South Sudan, trade and Libya were amongst the topics discussed by Foreign Office bloggers this week.

This was published under the 2010 to 2015 Conservative and Liberal Democrat coalition government

James McCamley, Consular Caseworker based in Nicosia, Cyprus tackled the issue of Child Abduction in Cyprus:

“Cyprus is one of the top 13 countries dealing with child abduction. Last year we dealt with 16 cases - and that doesn’t include the literally hundreds of calls we take on related issues. Thankfully not all these calls turn into full blown child abductions.”

Ambassador to Sudan Nicholas Kay discussed the emergence of the Republic of South Sudan as a sovereign state. Ambassador Kay tackled economic issues facing both states:

“An agreement with South Sudan on transitional financial arrangements, including arrangements on oil, is urgently needed if we are to avoid continuing economic uncertainty. Markets and investors hate uncertainty. Both North and South will be affected by it.”

His counterpart in the Republic of South Sudan Alastair McPhail attended the independence ceremony. He observed:

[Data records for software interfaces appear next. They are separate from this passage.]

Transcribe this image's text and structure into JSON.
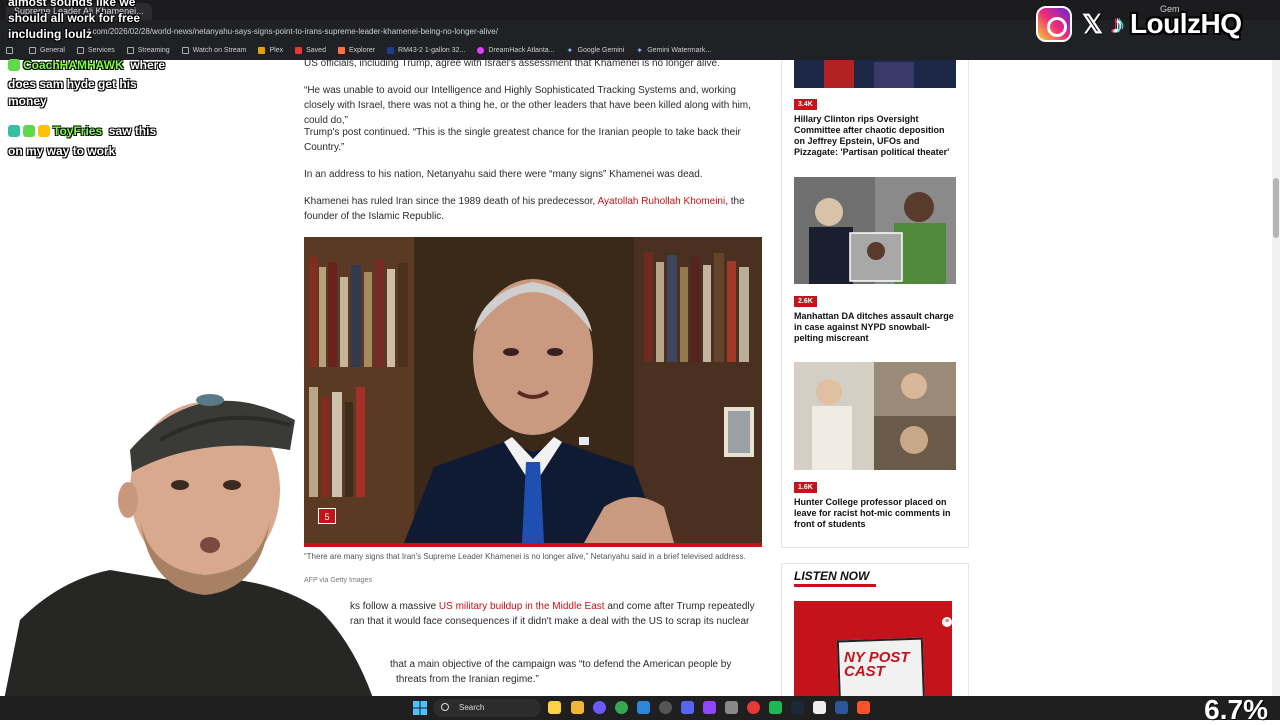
{
  "browser": {
    "tab_title": "Supreme Leader Ali Khamenei...",
    "tab_right": "Gem",
    "url": "t.com/2026/02/28/world-news/netanyahu-says-signs-point-to-irans-supreme-leader-khamenei-being-no-longer-alive/",
    "bookmarks": [
      "General",
      "Services",
      "Streaming",
      "Watch on Stream",
      "Plex",
      "Saved",
      "Explorer",
      "RM43-2 1-gallon 32...",
      "DreamHack Atlanta...",
      "Google Gemini",
      "Gemini Watermark..."
    ]
  },
  "chat": {
    "line1": "almost sounds like we",
    "line2": "should all work for free",
    "line3": "including loulz",
    "msg2_user": "CoachHAMHAWK",
    "msg2_text1": "where",
    "msg2_text2": "does sam hyde get his",
    "msg2_text3": "money",
    "msg3_user": "ToyFries",
    "msg3_text1": "saw this",
    "msg3_text2": "on my way to work"
  },
  "socials": {
    "x_glyph": "𝕏",
    "tiktok_glyph": "♪",
    "handle": "LoulzHQ"
  },
  "article": {
    "p0": "US officials, including Trump, agree with Israel's assessment that Khamenei is no longer alive.",
    "p1": "“He was unable to avoid our Intelligence and Highly Sophisticated Tracking Systems and, working closely with Israel, there was not a thing he, or the other leaders that have been killed along with him, could do,”",
    "p2": "Trump's post continued. “This is the single greatest chance for the Iranian people to take back their Country.”",
    "p3": "In an address to his nation, Netanyahu said there were “many signs” Khamenei was dead.",
    "p4_a": "Khamenei has ruled Iran since the 1989 death of his predecessor, ",
    "p4_link": "Ayatollah Ruhollah Khomeini",
    "p4_b": ", the founder of the Islamic Republic.",
    "gallery_count": "5",
    "caption": "“There are many signs that Iran's Supreme Leader Khamenei is no longer alive,” Netanyahu said in a brief televised address.",
    "credit": "AFP via Getty Images",
    "p5_a": "ks follow a massive ",
    "p5_link": "US military buildup in the Middle East",
    "p5_b": " and come after Trump repeatedly",
    "p5_c": "ran that it would face consequences if it didn't make a deal with the US to scrap its nuclear",
    "p6_a": "that a main objective of the campaign was “to defend the American people by",
    "p6_b": "threats from the Iranian regime.”"
  },
  "sidebar": {
    "items": [
      {
        "count": "3.4K",
        "headline": "Hillary Clinton rips Oversight Committee after chaotic deposition on Jeffrey Epstein, UFOs and Pizzagate: 'Partisan political theater'"
      },
      {
        "count": "2.6K",
        "headline": "Manhattan DA ditches assault charge in case against NYPD snowball-pelting miscreant"
      },
      {
        "count": "1.6K",
        "headline": "Hunter College professor placed on leave for racist hot-mic comments in front of students"
      }
    ],
    "listen_now": "LISTEN NOW",
    "podcast_text": "NY POST CAST"
  },
  "taskbar": {
    "search": "Search",
    "tray_big": "6.7%"
  },
  "colors": {
    "accent": "#c4131b",
    "chat_name_green": "#7cff3a",
    "chat_name_orange": "#ffcc33"
  }
}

“Since 9 July the South Sudanese have continued to celebrate. People have had a spring in their step and happily greet strangers on the streets of Juba. I hope it is the same throughout South Sudan. There are flags everywhere, on buildings, cars, people. A sign of their new status came last Thursday when the Republic of South Sudan became the 193rd member of the United Nations and the national flag was raised in New York.”

Ambassador to the Philippines, Stephen Lillie hosted a guest blog from Lord Green, the UK’s Trade and Investment Minister. Lord Green heralded the success of British business:

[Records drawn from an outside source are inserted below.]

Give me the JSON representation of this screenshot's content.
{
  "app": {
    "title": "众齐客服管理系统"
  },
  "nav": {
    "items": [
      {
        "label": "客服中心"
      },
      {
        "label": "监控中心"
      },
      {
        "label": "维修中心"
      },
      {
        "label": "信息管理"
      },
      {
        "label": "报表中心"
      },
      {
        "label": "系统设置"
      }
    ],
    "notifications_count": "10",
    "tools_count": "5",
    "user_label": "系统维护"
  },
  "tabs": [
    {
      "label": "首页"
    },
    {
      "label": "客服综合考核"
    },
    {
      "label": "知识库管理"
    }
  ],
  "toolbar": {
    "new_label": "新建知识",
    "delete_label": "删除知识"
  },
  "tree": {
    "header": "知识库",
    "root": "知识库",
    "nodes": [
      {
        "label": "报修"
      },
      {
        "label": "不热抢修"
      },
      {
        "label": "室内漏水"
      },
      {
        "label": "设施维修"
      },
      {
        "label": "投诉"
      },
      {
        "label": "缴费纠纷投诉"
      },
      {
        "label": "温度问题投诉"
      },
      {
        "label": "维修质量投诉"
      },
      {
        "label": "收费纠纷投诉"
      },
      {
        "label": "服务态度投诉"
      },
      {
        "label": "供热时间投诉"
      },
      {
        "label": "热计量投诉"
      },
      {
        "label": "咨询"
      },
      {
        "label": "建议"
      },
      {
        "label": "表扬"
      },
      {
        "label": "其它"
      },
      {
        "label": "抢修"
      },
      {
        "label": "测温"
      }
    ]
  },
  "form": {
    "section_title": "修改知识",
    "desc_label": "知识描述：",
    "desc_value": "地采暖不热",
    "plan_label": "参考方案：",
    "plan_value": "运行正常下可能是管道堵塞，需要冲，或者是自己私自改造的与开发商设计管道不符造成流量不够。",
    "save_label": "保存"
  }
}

“We have an excellent research and development base with UK expertise being behind 90 per cent of the chips used in mobile phones, involved in half of every Airbus plane, and responsible for developing or discovering fifteen of the world’s 75 top-selling medicines.”

Foreign Office Political Officer David Clay in Benghazi examined the National Transitional Council’s proposed Charter:

“The Charter aims to provide a framework for Libya’s transition to democracy after the fall of Qadhafi and talks about elections, constitution writing, a referendum etc. It also set out the rights and freedoms that all Libyan citizens should enjoy.”

The Head of the Provincial Reconstruction Team Michael O’Neill based in Lashkar Gah examined the future of the team that he leads noting that:

“as Transition picks up pace over the next three years, our role will be increasingly hands-off. In parallel the PRT will evolve and gradually grow smaller. There’s still plenty of work to do to build Afghan capacity, upgrade key infrastructure like roads or canals, and support private sector-led economic growth. But PRT drawdown over time, and disappearance by the end of 2014, are a necessary and logical function of Transition. The principal criterion to assess progress is not what we have done ourselves, but what Afghan authorities can do in future.”

Finally, Julie Chappell who is the British Ambassador to Guatemala, Honduras and El Salvador asked the question ‘How young is too young?”. Julie is one of the youngest British Ambassador’s and she observed one of its advantages:

“…I started to discover all the benefits of being young. One of my favourite advantages is that it has given me great access to other young actors in Guatemala and an insight into the new wave of energy that is creeping through Guatemala’s civil youth movements, young entrepreneurs and young politicians.”

Published 22 July 2011